**Entries provided**:
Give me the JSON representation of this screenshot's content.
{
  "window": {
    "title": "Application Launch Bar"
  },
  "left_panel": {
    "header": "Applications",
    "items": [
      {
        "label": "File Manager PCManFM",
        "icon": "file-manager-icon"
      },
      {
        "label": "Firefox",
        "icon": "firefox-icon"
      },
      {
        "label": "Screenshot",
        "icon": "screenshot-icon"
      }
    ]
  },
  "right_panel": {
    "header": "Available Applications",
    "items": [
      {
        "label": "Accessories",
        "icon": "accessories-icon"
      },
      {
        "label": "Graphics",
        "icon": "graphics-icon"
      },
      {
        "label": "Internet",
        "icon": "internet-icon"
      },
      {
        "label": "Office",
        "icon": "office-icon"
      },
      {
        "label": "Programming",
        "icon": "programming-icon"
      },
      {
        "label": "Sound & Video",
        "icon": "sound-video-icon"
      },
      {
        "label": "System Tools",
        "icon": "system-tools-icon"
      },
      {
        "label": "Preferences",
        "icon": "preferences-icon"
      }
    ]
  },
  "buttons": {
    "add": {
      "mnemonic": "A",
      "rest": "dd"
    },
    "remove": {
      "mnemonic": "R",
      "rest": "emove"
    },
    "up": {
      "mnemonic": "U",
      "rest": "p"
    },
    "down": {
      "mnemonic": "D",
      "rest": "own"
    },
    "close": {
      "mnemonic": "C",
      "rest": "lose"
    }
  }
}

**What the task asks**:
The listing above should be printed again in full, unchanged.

**Worked solution**:
Give me the JSON representation of this screenshot's content.
{
  "window": {
    "title": "Application Launch Bar"
  },
  "left_panel": {
    "header": "Applications",
    "items": [
      {
        "label": "File Manager PCManFM",
        "icon": "file-manager-icon"
      },
      {
        "label": "Firefox",
        "icon": "firefox-icon"
      },
      {
        "label": "Screenshot",
        "icon": "screenshot-icon"
      }
    ]
  },
  "right_panel": {
    "header": "Available Applications",
    "items": [
      {
        "label": "Accessories",
        "icon": "accessories-icon"
      },
      {
        "label": "Graphics",
        "icon": "graphics-icon"
      },
      {
        "label": "Internet",
        "icon": "internet-icon"
      },
      {
        "label": "Office",
        "icon": "office-icon"
      },
      {
        "label": "Programming",
        "icon": "programming-icon"
      },
      {
        "label": "Sound & Video",
        "icon": "sound-video-icon"
      },
      {
        "label": "System Tools",
        "icon": "system-tools-icon"
      },
      {
        "label": "Preferences",
        "icon": "preferences-icon"
      }
    ]
  },
  "buttons": {
    "add": {
      "mnemonic": "A",
      "rest": "dd"
    },
    "remove": {
      "mnemonic": "R",
      "rest": "emove"
    },
    "up": {
      "mnemonic": "U",
      "rest": "p"
    },
    "down": {
      "mnemonic": "D",
      "rest": "own"
    },
    "close": {
      "mnemonic": "C",
      "rest": "lose"
    }
  }
}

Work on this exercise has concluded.